▶
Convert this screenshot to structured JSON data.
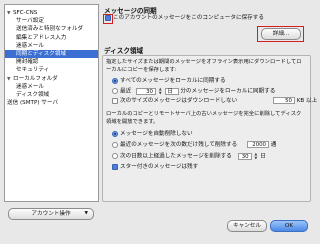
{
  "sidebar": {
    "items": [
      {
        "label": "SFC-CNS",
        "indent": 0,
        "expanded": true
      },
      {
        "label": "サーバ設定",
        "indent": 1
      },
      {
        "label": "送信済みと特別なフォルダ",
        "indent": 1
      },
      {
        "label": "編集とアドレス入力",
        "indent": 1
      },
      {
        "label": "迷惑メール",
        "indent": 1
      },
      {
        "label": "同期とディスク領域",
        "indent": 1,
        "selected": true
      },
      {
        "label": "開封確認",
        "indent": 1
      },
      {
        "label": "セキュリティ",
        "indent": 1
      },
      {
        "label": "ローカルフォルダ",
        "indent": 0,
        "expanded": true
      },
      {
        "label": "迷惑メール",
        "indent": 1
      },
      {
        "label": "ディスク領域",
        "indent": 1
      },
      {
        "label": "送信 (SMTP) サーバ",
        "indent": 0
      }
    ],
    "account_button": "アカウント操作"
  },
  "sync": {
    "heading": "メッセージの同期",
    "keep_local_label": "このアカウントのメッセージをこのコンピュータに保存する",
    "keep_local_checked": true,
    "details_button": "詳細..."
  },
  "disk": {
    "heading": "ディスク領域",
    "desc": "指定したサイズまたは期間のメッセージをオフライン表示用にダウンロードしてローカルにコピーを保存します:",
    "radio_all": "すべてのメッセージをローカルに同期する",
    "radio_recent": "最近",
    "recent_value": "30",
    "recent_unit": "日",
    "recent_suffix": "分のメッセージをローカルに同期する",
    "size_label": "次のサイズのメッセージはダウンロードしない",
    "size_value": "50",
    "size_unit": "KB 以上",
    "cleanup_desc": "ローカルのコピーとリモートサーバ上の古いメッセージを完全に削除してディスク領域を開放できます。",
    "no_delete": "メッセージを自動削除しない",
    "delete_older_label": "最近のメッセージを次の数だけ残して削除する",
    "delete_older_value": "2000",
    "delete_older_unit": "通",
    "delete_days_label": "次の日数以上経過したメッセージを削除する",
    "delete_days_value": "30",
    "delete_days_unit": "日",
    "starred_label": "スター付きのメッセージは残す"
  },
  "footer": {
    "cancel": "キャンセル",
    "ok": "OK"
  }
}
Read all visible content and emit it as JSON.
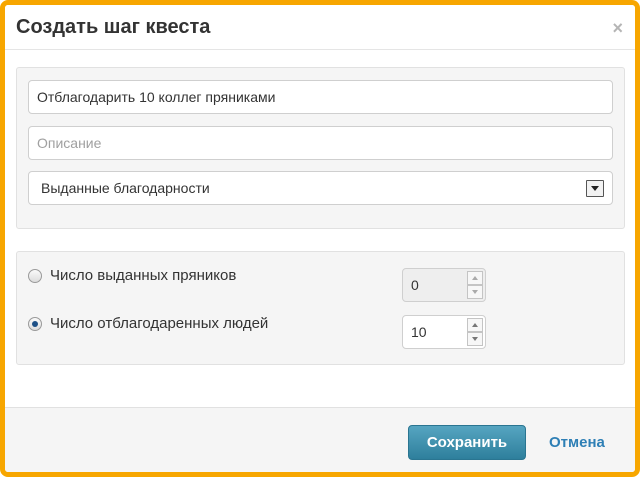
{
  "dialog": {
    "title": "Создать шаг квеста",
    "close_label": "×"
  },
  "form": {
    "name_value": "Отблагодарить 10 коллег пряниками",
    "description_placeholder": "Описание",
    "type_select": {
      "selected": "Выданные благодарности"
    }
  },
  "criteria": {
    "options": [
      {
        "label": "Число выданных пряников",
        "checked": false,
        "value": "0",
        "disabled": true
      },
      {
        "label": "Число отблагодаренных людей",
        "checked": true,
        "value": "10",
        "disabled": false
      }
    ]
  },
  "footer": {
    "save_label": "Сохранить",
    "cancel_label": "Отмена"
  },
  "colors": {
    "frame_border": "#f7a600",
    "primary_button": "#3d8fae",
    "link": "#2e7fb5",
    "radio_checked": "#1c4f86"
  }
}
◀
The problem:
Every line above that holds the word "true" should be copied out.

Task response:
        "expanded": true
        "selected": true
        "expanded": true
    "keep_local_checked": true,
        "disabled": true
        "checked": true,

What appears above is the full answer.